What Ramadan means to me:

A time of anticipation, of adulation for Allah, of spiritual cleansing.

It once came at a time where I was at my lowest. Both spiritually or personally. Hardship had just passed, I was experiencing the hardest time of my life and I knew that perhaps more was yet to come.

I was reminded in Ramadan that despite the pain of circumstance, the time ahead was a time where the Prophet Muhammad (PBUH) said,

“When the month of Ramadan begins, the gates of the heaven are opened; the gates of Hell-fire are closed, and the devils are chained.”

(Sahih Bukhari 1800)

Ramadan to me is a time where the path to Allah is more open than ever before, a guiding light is shone upon it. It is a chance for self-reflection and betterment.

Where I could reflect upon what was going right and what could be better. To face myself and be honest with what could be a better influence in my life. A quiet time, a time of understanding. A time where not only I, but the entire Ummah, was joined in revitalising it’s Imaan.

From the Sheikh at the mosque to the ones who do not consider themselves practicing, the chance was equal and open to all. It is true that no one is above making a mistake but remember it is also true that no one is above forgiveness and the acceptance of Allah.

I used that time to reconcile what I can do better but also remember what I have done right. I reflected on the good I had done for this world and the people in it and build upon that, everyone has their own path. The ways in which you can serve Allah are many.

I was reminded that Abu Hurairah (ra) reported that the Prophet Muhammad (PBUH) said,

“To help a man with his mount, lifting him onto it or hoisting up his belongings onto it, is a charity. And the good word is a charity. And every step that you take towards the prayer is a charity, and removing a harmful object from the road is a charity.”

Remember that through good actions and intentions you can serve Allah. Not everyone has to be a Sheikh. We do not need years of study to know we have the capacity to do good.

Remember that at a time where perhaps you may have exams ahead, Allah is with you. Where perhaps your family is struggling, Allah is with you. Where perhaps you are struggling to get up from bed in the morning and may feel completely alone, Allah is with you. Where maybe the prospect of fasting is daunting, Allah is with you.

Not only Allah, but your entire Ummah. Be reminded in the time of Ramadan that it is your Ummah just as much as it is anyone else’s. There is always someone you can reach out to, no matter how lonely you feel or how stressed you are. Take a moment to reach out, to take a break, to be away from the problems and be with good company that remind you of Allah and the virtues of worshipping Him.

I have told you what Ramadan means to me, and the beauty of the month is that it has so many meanings to so many people. Let it mean to you what it will, let yourself have that personal connection to Allah and let Ramadan be something that you cherish.

Whether you struggle to pray or to fast or to wake up or to see people or to revise or to appreciate the good in this world. Let Ramadan be the month where that changes. Reflect and appreciate what Allah has done for you and this Dunya.

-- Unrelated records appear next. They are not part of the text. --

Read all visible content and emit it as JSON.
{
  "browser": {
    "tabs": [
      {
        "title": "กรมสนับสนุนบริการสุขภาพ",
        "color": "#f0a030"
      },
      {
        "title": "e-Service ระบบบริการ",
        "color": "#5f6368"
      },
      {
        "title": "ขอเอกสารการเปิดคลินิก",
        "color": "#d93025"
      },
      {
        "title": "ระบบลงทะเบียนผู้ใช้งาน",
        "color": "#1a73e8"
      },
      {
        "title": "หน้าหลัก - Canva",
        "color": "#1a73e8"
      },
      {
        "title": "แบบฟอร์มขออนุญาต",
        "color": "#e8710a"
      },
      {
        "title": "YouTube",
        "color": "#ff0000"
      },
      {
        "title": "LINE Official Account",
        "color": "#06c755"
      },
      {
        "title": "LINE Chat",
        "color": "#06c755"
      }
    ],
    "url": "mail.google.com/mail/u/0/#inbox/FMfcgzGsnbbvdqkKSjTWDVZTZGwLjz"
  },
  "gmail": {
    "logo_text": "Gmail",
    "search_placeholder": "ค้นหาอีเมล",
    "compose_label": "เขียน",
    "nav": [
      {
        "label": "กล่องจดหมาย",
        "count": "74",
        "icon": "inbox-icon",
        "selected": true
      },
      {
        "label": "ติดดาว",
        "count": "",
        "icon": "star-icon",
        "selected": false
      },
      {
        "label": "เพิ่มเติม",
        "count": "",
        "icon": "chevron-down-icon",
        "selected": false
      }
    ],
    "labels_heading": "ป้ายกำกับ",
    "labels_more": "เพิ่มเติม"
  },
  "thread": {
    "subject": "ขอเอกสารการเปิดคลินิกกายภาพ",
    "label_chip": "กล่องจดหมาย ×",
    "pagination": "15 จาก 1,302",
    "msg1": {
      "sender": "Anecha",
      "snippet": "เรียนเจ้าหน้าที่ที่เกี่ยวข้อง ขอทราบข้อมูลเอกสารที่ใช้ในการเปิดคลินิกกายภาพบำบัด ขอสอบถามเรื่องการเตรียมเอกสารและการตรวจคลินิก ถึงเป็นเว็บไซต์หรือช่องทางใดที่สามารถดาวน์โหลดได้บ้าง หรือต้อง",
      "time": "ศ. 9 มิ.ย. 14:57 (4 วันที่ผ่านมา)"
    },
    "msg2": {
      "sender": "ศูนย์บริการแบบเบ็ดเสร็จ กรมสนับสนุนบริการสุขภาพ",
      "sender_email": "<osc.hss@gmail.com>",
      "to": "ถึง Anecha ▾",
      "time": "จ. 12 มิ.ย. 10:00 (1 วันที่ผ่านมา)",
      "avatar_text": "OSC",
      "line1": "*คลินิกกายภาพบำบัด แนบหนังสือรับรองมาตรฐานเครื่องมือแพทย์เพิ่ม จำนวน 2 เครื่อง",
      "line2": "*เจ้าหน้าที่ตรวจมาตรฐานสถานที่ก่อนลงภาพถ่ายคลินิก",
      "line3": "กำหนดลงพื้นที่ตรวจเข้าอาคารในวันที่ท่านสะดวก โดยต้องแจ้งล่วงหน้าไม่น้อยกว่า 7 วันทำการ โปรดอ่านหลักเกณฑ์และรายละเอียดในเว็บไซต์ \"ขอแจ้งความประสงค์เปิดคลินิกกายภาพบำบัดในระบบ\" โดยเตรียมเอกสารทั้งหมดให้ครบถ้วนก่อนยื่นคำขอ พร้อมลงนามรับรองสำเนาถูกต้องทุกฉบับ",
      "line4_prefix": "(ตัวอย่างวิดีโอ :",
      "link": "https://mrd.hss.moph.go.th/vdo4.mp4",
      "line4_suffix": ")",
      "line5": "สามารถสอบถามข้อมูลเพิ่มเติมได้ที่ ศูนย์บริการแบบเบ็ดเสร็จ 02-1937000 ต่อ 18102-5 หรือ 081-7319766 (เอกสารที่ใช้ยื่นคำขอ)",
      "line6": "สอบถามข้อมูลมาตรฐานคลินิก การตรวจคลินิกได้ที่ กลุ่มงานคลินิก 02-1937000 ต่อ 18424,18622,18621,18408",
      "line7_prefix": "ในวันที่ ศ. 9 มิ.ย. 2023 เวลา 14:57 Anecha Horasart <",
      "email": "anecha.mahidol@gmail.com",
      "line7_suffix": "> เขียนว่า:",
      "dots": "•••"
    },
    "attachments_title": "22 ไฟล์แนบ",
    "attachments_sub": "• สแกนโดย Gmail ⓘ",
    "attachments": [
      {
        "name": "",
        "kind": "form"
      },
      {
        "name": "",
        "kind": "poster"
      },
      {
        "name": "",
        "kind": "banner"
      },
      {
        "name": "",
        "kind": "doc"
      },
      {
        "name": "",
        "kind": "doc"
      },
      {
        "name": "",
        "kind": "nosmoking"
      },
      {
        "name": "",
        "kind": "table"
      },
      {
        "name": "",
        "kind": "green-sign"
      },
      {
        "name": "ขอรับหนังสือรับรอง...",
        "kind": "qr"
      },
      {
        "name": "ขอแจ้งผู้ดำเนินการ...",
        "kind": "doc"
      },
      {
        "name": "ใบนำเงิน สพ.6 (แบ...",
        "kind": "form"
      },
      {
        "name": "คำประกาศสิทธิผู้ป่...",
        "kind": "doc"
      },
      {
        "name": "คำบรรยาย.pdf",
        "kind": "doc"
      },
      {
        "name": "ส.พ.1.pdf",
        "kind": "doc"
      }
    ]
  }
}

Let Ramadan mean to you what you would want for your closest friends and family. You deserve happiness as well, no matter what has happened. Remember that Ramadan is the month where you can take a step towards it, whatever shape it may take.

May your life be filled with Baraka and may Allah give you continued success in this amazing month to come, Ameen.

-Rayhan Ahmed